Here’s a little anecdote on why it pays to keep your life-enhancing antennae up at all times: you never know what useful ideas might lurk in unlikely – and even undignified – places!
Recently I was at a student’s home, helping him rehearse for a video presentation. After a few run-throughs, I figured he’d do a better job recording the clip without an audience, so I stepped outside his room to give him space. On my way out, I quickly perused his bookshelf for something to keep me occupied. Apart from textbooks, there were only four books on hand: two dog-eared John Grisham novels, a fake-looking “true story” purporting to be the scandalous psychic memoirs of a 19th century industrialist’s wife, and a fat novel called Lace, touted on the back cover as “a big, brash and bouncy novel” – from 1982.* Everyone knows it’s pointless to spend only 3 minutes on a Grisham novel (especially the only two Grishams you’ve actually read), and the print in the psychic diaries was ridiculously tiny, so I went with Lace.

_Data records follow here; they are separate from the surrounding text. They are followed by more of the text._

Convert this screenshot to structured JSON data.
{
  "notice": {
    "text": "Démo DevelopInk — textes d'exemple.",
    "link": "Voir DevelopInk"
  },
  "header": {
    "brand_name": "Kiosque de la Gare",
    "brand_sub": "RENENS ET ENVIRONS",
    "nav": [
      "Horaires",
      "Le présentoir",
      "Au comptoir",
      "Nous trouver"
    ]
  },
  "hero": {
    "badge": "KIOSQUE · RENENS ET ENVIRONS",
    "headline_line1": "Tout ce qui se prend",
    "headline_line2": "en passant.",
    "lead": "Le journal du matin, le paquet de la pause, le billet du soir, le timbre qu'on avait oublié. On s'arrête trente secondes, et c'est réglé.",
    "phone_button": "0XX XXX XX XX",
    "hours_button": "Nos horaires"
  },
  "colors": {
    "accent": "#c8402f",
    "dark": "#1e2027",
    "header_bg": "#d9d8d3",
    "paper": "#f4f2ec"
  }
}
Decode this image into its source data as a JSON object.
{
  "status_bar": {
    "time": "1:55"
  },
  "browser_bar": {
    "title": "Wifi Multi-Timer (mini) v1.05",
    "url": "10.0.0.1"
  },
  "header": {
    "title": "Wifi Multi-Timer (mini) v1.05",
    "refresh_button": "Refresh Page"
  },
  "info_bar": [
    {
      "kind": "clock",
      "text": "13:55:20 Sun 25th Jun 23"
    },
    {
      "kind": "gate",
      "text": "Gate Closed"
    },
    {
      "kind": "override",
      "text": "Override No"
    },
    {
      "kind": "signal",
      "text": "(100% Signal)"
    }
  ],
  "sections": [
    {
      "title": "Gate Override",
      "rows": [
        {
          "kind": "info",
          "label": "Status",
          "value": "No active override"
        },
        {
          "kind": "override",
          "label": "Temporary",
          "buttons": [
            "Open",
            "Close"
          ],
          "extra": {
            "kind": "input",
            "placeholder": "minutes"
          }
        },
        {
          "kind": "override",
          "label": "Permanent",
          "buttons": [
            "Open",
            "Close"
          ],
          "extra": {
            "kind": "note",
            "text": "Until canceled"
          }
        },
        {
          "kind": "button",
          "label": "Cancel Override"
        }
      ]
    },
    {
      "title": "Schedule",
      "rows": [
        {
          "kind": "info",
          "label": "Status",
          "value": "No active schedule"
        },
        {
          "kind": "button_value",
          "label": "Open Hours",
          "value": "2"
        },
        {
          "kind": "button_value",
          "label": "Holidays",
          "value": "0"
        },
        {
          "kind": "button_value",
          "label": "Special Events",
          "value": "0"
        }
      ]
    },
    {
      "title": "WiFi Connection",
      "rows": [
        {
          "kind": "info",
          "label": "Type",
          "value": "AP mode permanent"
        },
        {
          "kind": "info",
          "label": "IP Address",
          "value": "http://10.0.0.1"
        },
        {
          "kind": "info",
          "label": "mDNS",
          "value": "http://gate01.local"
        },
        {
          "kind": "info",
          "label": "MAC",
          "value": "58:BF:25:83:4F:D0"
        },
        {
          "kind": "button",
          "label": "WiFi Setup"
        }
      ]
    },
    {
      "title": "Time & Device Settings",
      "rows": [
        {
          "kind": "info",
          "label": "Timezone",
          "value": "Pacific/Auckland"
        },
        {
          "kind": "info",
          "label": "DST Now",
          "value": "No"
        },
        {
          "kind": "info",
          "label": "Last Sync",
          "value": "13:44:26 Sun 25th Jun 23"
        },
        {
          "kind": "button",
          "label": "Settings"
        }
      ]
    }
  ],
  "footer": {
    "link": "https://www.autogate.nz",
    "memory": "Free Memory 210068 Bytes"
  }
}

Now, Lace is the kind of book I’d have secretly read as a young teen – full of secrets, scandals, glamour, decadence and, of course, steamy sex scenes (as written in the Dark Ages).I wouldn’t have given it a second glance in the years since. This time, with three minutes to spare, I’d give it the old “count the adjectives and adverbs” test (too many of either = bad writing) from the first two pages. Surprisingly (I hypocritically write, using an adverb), it passed the excess-modifiers test with flying colors. But what really caught my attention were these short lines on the first page:
… she liked comfort; so one suitcase contained her pink silk sheets, her special down-filled pillow, and the baby’s shawl, delicate as a cream lace cobweb, that she used instead of a bed-jacket.”
Bingo! All of a sudden I knew what I’ve been lacking, for countless years, without even knowing it! You see, I love reading in bed at night, but it’s a problem in winter: my lower body is snuggly warm under the covers, but my neck and shoulders shiver. Wearing a housecoat in bed doesn’t cut it; it bunches up around my legs and annoys me. Sweaters don’t do the trick either—not cozy enough. My mother, I remembered, used to have a soft pink bed-jacket in her closet that intrigued me: when and why would one wear such a garment? (I never saw her wear it until she was bed-ridden with my youngest brother in utero.) Now that I remembered such a thing existed, would I ever be able to find one? I suspect they’ve fallen out of use altogether. But just as I yearned for what I’d probably never have, here was the solution: a baby’s shawl, delicate as a cream lace cobweb. Surely that was more easily sought, and found. Yes, it was exactly what my almost-perfect reading life has been lacking. And I’m going to find one – hopefully in shades of lilac and rose. My newest “must have” is waiting for me in a thrift store nearby — I’m sure of it!
The moral of this story? Keep your eyes open as you rush through your days, glancing at bits and pieces of “useless information”. You never know what might move you, stir you, shout in you – “That’s what I should do/get/be!” I’m not talking about excess consumerism and wanting whatever you lay eyes on. That kind of wanting and getting only breeds the ugly greenies. This is more about making those little ‘inside’ changes that brighten your life and give you a rush of gratitude. Bed jackets. Baby shawls. I can’t wait to find mine.
*For the record, my student has no idea how any of these books ended up on his bookshelf. He never reads anything unless it’s assigned. But he suspects his uncle might be sneaking books in to make room on his own crowded shelves.
Categories: Whimsy and Flashes of Brilliance